Building the images¶
A Halium 7.1 - Ubuntu Touch port consists of the following parts:
The boot image, halium-boot.img
The system image, system.img
The UBports - Ubuntu Touch - root file system (hereafter referred to as the rootfs)
The boot image contains the Linux kernel, the heart of the operating system, which needs to be built from source code for each specific device. The system image is also specific to the device and is similarly built from source code. The rootfs, on the other hand, is maintained by the UBports project and is downloadable in the form of a prebuilt .tar.gz bundle which is then installed together with the system.img.
Build the Halium system image¶
First you need to build the Halium system image according to the Halium porting guide. This is not a build you need to install. It is simply a preparation for the actual build for your port. In other words it a test to confirm that you have set up a viable source tree that can be used to do the final build.
Head over to the Halium porting guide and follow the steps described there remembering that you are building Halium 7.1.
Once the system image has been successfully built (without errors), you then know that your source tree is correctly set up to proceed. You then return here and proceed.
Build the images for Ubuntu Touch¶
Fix mount points¶
mount is not aware of SELinux contexts. If your device’s file system table (
fstab file) includes any contexts, the partition that they are on will fail to mount and your port will not work correctly.
Start by locating your fstab file. This will commonly be inside
BUILDDIR/device/MANUFACTUER/CODENAME/rootdir/etc (e.g. for the Samsung S7 - codename herolte:
halium/device/samsung/herolte/rootdir/etc) and it is named either
fstab.devicename. Open the file for editing.
If the type of the ‘data’ or ‘userdata’ partition is
f2fs, you need to change it to
With the file open, remove all
context= options from all block devices in the file. The option will start at the text
context= and end at the comma following it.
For example, the line
ro,nosuid,nodev,context=u:object_r:firmware_file:s0,barrier=0 should become
Save and exit.
Edit kernel config¶
Ubuntu Touch requires a slightly different kernel config than Halium, including enabling Apparmor. This is done using a script,
check-kernel-config, which is included in the halium-boot repository. Simply run it on your config as follows:
./halium/halium-boot/check-kernel-config path/to/my/defconfig -w
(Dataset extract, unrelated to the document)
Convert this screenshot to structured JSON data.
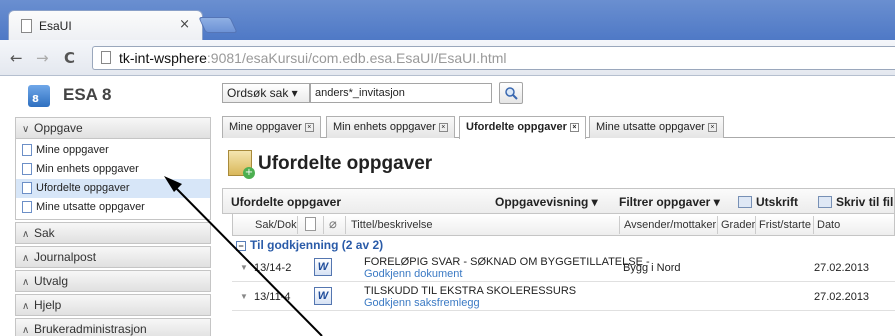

You may have to do this twice. It will likely fix things both times. Then, run the script without the
-w flag to see if there are any more errors. If there are, fix them manually. Once finished, run the script without the
-w flag one more time to make sure everything is correct.
Ubuntu Touch requires setting console=tty0¶
The halium-boot initramfs expects
/dev/console to be a console device and will not start init if it is not available. This is commonly the case on recent devices, because they either have UART disabled or
console= is not specified (null) by default. This can be fixed by supplying
console=tty0 as the last argument in the kernel cmdline. To achieve this, proceed as follows:
It should be done in the makefile named
BoardConfigCommon.mk) located in the root directory of your device tree, e.g.
Add the following line:
BOARD_KERNEL_CMDLINE += console=tty0
If your makefile already includes a line beginning with
BOARD_KERNEL_CMDLINE, you may add it just below that to keep things tidy.
The above method, although the preferred one, may not work for some Samsung devices. The result will be that you cannot get access to the device through ssh after boot, and Unity 8 will not be able to start. If you run into this problem, you can specify the setting in your device’s kernel config file instead. Add the following lines:
In rare cases the bootloader overwrites the kernel command line argument, rendering the setting above useless. This is the case for the Google Pixel 3a (sargo). To deal with this issue, replicate this commit.
Build halium-boot.img and system.img¶
You are now ready to build the two image files to incorporate the changes you have made. These changes have an impact on both the boot image and the system image, so you will need to rebuild both. The procedure is a simple and straight forward one. Run the sequence of commands below, where BUILDDIR is the root of your halium source tree (e.g.